    www.ebuild.co.uk, self build advice...
    insulation and ventilation
    heat insulation
    single brick outbuilding...23 Jan 07

    One day I'll learn how to paste the link...hope you locate it
    • CommentAuthorJeff B
    • CommentTimeDec 7th 2007
    Caliwag - from the originator's response on the ebuild forum it appears that Thermilate alone cured his problem as he says that he left a small strip unpainted as a trial and this continued to have condensate on it whereas the rest of the wall was dry and warm to the touch! There is no mention of installing additional ventilation so maybe there is something to it. Looking forward to experimenting with the stuff!

    Jeff B
    Jeff B - Did it seem to work?
    • CommentTimeJan 29th 2009
    It does work, but not in the way that some may claim!

    Since producing the thesis I have done more research and also have a thermal imaging camera.

    I have been able to establish that the surface emissivity does not change significantly, but unlike multifoil I can establish a measurable change in the thermal resistance of the surface boundary and can also track differences in the admittance rate (effective thermal mass).

    So potentially could the evil -":devil:Sempatap:devil:"- work in this way Paul...?

    (of course afters it's given you spongy walls, killed you with fumes in a house fire and destroyed your respiratory tracts with hidden mould spores... :wink:)

    I read somewhere (no chance of finding it - sorry, but I was convinced by qualitity of research) that these vacum ball paint additives are 'worth' about 3mm thickness of polystyrene - so as insulation they work but very slightly - but as with that wall paper lined with polystyrene etc it really helps with condensation.
    • CommentAuthorJeff B
    • CommentTimeJan 29th 2009
    Nick - using an infra-red thermometer showed that the treated part of the wall was 1 degree C higher than the untreated but I would not read too much into that as the instrument only displays in increments of 1 degree anyway. I suppose the acid test was that the one wall in the church that was painted with 2 coats of emulsion paint each containing 10% Thermilate and a final coat of emulsion paint without Thermalite has, to date, (about 10 months on), never shown any sign of the condensation damage which had been apparent previously. I should point out that the previous colour was a light blue whereas we have now gone for white. As Paul T says maybe we don't know precisely why it works, but in our case it seems to have done what we wanted of it.

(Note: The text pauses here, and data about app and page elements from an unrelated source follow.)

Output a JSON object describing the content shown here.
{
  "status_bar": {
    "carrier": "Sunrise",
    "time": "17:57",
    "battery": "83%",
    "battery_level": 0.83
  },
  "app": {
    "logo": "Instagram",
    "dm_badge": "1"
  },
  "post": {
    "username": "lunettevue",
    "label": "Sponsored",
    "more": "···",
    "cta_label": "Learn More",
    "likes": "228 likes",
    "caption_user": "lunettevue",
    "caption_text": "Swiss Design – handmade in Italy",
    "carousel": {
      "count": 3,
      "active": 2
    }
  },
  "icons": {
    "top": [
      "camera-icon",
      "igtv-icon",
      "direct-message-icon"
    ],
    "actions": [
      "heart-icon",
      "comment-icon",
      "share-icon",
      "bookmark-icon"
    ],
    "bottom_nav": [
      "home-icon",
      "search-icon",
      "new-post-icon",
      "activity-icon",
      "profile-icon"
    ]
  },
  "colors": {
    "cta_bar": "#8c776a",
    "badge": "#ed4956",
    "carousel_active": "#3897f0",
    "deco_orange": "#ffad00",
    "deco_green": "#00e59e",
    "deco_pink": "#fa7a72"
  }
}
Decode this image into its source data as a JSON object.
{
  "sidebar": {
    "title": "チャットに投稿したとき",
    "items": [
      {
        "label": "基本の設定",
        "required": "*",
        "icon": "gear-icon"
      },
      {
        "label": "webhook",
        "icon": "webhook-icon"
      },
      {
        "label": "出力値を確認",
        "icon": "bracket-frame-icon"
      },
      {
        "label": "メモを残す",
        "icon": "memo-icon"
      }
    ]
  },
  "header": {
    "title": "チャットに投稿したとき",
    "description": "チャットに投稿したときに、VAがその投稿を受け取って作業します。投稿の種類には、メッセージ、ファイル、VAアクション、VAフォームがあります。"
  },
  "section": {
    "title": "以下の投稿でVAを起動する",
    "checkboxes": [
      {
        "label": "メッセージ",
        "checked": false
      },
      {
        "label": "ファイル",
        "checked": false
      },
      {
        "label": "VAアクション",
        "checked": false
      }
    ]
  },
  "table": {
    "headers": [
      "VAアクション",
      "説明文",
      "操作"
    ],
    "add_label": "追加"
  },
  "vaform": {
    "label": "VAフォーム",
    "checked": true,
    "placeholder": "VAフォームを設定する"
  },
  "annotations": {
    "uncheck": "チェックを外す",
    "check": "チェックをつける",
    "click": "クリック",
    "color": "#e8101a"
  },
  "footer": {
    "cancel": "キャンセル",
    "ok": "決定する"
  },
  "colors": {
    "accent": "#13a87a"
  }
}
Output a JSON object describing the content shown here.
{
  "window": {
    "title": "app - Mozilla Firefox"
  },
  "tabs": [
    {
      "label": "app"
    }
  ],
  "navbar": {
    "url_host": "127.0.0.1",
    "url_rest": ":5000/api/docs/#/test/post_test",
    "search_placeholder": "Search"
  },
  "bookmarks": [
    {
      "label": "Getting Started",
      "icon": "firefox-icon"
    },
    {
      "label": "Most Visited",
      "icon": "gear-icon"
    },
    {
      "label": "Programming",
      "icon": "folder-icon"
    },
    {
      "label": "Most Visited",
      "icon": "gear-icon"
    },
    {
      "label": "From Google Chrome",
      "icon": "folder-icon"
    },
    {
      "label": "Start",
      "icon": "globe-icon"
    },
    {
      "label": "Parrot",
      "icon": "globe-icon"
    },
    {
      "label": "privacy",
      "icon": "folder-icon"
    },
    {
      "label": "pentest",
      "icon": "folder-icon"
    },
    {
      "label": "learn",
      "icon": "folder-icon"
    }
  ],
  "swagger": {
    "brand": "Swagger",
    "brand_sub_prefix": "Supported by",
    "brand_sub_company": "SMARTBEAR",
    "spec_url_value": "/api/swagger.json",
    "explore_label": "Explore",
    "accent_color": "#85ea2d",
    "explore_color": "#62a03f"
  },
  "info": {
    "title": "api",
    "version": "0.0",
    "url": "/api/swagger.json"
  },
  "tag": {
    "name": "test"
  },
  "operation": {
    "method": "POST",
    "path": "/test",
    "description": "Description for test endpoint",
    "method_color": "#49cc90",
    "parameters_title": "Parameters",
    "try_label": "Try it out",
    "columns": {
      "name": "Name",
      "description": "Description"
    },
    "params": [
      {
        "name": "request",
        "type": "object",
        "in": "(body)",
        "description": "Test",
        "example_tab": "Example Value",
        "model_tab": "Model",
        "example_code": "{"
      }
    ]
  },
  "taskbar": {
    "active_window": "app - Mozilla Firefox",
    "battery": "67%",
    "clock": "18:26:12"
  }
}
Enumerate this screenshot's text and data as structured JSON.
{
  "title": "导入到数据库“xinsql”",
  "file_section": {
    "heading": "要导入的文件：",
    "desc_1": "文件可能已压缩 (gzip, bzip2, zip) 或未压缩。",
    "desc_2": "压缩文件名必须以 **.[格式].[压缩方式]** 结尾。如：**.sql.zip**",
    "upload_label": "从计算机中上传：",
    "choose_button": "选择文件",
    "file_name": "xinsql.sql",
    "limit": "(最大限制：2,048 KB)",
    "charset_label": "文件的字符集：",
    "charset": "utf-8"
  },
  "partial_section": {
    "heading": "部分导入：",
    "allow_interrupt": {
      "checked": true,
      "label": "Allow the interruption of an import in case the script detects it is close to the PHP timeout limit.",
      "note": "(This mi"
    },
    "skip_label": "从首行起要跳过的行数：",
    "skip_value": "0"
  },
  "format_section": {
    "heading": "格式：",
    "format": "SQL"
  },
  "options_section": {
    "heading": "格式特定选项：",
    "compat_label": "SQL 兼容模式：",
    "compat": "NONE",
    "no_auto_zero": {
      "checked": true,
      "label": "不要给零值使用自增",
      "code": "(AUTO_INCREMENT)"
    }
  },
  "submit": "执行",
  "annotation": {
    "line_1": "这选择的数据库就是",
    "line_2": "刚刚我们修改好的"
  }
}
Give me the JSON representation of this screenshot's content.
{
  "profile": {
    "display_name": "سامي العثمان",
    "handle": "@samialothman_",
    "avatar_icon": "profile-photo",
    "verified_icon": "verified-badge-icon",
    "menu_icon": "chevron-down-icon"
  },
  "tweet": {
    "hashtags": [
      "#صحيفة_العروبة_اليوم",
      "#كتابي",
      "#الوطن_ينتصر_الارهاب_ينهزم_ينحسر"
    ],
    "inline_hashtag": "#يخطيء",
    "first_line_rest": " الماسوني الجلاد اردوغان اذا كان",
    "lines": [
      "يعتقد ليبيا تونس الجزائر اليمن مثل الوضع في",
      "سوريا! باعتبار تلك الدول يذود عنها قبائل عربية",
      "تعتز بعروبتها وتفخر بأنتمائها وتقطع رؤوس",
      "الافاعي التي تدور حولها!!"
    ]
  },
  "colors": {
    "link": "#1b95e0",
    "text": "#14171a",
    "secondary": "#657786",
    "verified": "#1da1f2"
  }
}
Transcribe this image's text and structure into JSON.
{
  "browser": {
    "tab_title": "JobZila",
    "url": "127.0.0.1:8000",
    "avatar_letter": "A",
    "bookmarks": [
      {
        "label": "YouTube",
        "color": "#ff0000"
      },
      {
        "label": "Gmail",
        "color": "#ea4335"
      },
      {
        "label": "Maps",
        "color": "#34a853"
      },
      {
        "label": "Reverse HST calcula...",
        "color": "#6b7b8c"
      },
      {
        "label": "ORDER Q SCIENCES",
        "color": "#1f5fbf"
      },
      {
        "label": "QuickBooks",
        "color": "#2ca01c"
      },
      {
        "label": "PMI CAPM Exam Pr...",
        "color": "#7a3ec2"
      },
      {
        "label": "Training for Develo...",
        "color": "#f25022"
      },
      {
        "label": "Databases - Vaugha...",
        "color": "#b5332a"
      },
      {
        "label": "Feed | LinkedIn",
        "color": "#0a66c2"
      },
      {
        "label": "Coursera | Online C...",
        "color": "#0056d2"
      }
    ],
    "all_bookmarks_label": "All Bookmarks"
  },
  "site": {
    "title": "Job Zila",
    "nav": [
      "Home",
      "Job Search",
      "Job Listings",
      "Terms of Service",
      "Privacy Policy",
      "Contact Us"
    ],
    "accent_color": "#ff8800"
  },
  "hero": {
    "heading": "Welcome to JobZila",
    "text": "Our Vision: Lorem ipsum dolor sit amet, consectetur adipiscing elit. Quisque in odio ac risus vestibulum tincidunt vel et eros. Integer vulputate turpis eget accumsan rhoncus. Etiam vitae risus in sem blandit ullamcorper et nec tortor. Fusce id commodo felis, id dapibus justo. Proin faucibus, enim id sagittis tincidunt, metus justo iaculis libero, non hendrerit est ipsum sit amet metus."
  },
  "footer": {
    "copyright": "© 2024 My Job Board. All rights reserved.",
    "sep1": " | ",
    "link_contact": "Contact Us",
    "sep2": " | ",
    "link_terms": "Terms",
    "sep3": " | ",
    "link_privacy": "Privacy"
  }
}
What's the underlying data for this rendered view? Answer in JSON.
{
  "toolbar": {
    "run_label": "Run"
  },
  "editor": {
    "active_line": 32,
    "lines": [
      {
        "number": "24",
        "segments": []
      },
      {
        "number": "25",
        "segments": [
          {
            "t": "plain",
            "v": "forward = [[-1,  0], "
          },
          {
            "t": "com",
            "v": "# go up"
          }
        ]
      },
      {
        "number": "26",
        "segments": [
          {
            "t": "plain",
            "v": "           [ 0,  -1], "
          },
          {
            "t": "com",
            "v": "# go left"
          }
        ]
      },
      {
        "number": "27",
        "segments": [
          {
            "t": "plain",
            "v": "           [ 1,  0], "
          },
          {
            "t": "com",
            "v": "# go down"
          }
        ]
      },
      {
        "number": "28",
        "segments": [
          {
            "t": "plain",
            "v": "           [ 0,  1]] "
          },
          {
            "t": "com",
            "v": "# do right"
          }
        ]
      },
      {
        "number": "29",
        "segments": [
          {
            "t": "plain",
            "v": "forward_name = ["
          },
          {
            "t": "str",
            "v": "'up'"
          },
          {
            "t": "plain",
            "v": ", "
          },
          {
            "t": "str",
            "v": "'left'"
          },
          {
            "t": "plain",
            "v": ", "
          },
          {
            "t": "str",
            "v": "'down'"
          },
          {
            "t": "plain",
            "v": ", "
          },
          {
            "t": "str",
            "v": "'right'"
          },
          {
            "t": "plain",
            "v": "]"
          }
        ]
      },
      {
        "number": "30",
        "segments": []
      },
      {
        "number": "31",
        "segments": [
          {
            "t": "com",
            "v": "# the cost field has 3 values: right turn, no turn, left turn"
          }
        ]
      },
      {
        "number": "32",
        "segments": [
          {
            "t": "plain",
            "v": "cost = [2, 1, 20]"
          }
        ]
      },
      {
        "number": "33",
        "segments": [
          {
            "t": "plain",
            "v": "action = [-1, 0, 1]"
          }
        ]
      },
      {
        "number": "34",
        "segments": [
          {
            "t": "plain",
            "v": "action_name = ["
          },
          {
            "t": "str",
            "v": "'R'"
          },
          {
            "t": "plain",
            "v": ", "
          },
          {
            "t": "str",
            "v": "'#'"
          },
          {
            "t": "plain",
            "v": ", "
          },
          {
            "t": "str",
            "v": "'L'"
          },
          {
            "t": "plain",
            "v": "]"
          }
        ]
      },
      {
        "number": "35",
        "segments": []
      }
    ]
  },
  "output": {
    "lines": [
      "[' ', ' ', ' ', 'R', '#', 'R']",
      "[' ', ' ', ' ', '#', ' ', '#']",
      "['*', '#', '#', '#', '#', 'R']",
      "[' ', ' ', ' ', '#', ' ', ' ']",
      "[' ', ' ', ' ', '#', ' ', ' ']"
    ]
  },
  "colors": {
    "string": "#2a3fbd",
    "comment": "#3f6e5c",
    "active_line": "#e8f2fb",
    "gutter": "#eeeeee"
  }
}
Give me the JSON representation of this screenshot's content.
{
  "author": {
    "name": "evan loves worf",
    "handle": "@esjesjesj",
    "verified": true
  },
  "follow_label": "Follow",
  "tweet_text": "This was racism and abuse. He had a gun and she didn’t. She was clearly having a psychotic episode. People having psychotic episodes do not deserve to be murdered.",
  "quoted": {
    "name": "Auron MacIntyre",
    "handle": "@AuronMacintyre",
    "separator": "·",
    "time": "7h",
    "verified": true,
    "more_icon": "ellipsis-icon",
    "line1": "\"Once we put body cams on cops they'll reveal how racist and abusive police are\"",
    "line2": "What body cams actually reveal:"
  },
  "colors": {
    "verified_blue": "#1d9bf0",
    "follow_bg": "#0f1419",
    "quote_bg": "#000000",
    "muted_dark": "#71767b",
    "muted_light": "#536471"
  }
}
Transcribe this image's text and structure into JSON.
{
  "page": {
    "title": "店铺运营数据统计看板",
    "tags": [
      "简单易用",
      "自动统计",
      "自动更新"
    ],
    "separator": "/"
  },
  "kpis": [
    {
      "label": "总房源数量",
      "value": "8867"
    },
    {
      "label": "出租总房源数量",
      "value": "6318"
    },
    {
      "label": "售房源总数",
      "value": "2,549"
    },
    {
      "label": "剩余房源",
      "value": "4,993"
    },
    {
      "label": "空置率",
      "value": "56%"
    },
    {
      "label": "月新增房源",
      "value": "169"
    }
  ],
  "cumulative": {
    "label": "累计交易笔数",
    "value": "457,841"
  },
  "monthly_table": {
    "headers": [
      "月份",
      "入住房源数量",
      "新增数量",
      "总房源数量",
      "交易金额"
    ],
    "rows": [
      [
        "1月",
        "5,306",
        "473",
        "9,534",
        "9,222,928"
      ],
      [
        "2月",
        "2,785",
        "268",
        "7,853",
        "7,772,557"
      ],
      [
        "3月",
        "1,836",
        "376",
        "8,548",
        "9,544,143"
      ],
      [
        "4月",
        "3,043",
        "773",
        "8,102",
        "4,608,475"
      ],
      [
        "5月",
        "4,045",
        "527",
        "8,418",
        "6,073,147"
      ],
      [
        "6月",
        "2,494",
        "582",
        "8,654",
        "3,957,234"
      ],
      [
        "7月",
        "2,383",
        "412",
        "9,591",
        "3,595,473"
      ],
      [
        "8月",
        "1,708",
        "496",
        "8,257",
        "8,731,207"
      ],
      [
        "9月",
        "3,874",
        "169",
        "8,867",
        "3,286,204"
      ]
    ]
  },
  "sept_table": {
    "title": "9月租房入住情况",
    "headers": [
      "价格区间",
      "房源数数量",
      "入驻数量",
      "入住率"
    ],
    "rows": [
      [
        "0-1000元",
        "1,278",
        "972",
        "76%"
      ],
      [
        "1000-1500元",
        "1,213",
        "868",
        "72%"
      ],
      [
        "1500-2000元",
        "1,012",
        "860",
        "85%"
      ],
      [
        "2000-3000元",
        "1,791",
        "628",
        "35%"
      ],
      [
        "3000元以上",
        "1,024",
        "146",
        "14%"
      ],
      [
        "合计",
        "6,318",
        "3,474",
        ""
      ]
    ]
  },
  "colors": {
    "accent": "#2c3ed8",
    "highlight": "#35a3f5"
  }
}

    Funnily enough I have only this week just painted the walls in our kitchen/diner and, because I have some Thermilate left over, I have painted the exterior wall with 2 coats of emulsion containing 10% Thermilate. Not that we have any condensation problems at all, but why not - just for the heck of it really! It does produce a slightly coarse texture to the finish but as the walls in this room appear to have been painted (by the previous owner) with a job lot of yellow Sandtex exterior wall paintthen, if anything, the surface has actually been smoothed a little!
    • CommentTimeJan 30th 2009
    Any interior insulation will reduce the admintance rate of heat into a wall significantly (see thread on decrement for a fuller explanation)

    This factor alon will make the home more responsive to heating.

    The change in overal U value is big because the original U value is so poor!

    The surface resistance of a wall is set at R = 0.13

    I found with our paint samples this increased to R = 0.3

    So we have added the equivalent of R = 0.17

    An R value of 0.17 is actualy quite a bit more than 3mm of EPS (6mm), but caution prevails... plus who would beleive me?

    - The important issue here is that because the layer is so small I am adjusting the surface boundary conditions rather than adding a distinct layer of insulation. This is an important distinction and takes us into a complicated area of physics and is, in my view, a reason for misleading claims on how other additives work. My interpretation is not strictly correct, but maybe closer than others. For a full explanation take a look at my post on the decrement thread.
Add your comments

    Username Password
  • Format comments as
The Ecobuilding Buzz
Site Map    |   Home    |   View Cart    |   Pressroom   |   Business   |   Links   

© Green Building Press